#### DATA SECTION:
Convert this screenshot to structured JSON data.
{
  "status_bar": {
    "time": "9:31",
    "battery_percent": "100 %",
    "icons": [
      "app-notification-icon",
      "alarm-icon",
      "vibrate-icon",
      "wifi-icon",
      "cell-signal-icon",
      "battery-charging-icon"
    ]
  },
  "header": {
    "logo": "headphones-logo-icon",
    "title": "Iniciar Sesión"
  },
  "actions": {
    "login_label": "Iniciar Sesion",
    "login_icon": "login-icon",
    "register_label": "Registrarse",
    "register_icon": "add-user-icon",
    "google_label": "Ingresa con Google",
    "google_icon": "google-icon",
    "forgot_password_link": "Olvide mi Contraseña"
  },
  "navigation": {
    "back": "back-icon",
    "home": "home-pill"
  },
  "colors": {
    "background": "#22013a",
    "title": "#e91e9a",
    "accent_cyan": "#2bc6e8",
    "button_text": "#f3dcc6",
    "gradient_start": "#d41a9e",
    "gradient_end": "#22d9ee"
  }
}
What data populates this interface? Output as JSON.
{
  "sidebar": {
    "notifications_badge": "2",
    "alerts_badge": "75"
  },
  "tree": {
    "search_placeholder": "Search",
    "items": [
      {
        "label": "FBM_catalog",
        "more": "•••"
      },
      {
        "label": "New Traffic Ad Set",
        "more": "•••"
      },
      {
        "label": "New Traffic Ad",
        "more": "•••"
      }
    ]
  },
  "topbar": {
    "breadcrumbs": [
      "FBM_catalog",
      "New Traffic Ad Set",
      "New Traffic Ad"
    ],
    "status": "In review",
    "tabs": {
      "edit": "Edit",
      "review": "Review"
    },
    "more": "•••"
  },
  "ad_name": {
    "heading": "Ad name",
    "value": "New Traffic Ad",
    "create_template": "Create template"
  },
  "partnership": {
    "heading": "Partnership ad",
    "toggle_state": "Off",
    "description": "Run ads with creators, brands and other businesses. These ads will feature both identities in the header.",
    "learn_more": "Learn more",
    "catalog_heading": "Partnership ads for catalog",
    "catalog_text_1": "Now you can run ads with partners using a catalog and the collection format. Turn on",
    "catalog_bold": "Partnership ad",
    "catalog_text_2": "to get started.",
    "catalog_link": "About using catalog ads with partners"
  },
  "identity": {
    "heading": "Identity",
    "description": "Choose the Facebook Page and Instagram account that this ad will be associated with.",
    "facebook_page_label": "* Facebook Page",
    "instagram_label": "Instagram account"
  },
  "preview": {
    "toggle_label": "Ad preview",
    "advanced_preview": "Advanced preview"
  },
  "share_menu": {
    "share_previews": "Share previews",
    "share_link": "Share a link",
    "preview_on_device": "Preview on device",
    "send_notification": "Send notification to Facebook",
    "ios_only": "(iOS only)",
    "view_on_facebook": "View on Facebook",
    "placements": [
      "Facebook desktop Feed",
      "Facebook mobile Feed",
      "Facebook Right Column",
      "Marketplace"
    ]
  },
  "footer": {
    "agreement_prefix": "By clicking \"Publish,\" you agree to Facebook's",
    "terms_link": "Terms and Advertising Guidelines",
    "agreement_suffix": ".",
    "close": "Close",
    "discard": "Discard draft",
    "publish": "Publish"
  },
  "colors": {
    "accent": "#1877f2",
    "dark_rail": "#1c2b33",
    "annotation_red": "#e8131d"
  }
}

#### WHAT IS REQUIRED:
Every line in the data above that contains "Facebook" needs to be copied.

#### RESPONSE TO THIS TASK:
    "description": "Choose the Facebook Page and Instagram account that this ad will be associated with.",
    "facebook_page_label": "* Facebook Page",
    "send_notification": "Send notification to Facebook",
    "view_on_facebook": "View on Facebook",
      "Facebook desktop Feed",
      "Facebook mobile Feed",
      "Facebook Right Column",
    "agreement_prefix": "By clicking \"Publish,\" you agree to Facebook's",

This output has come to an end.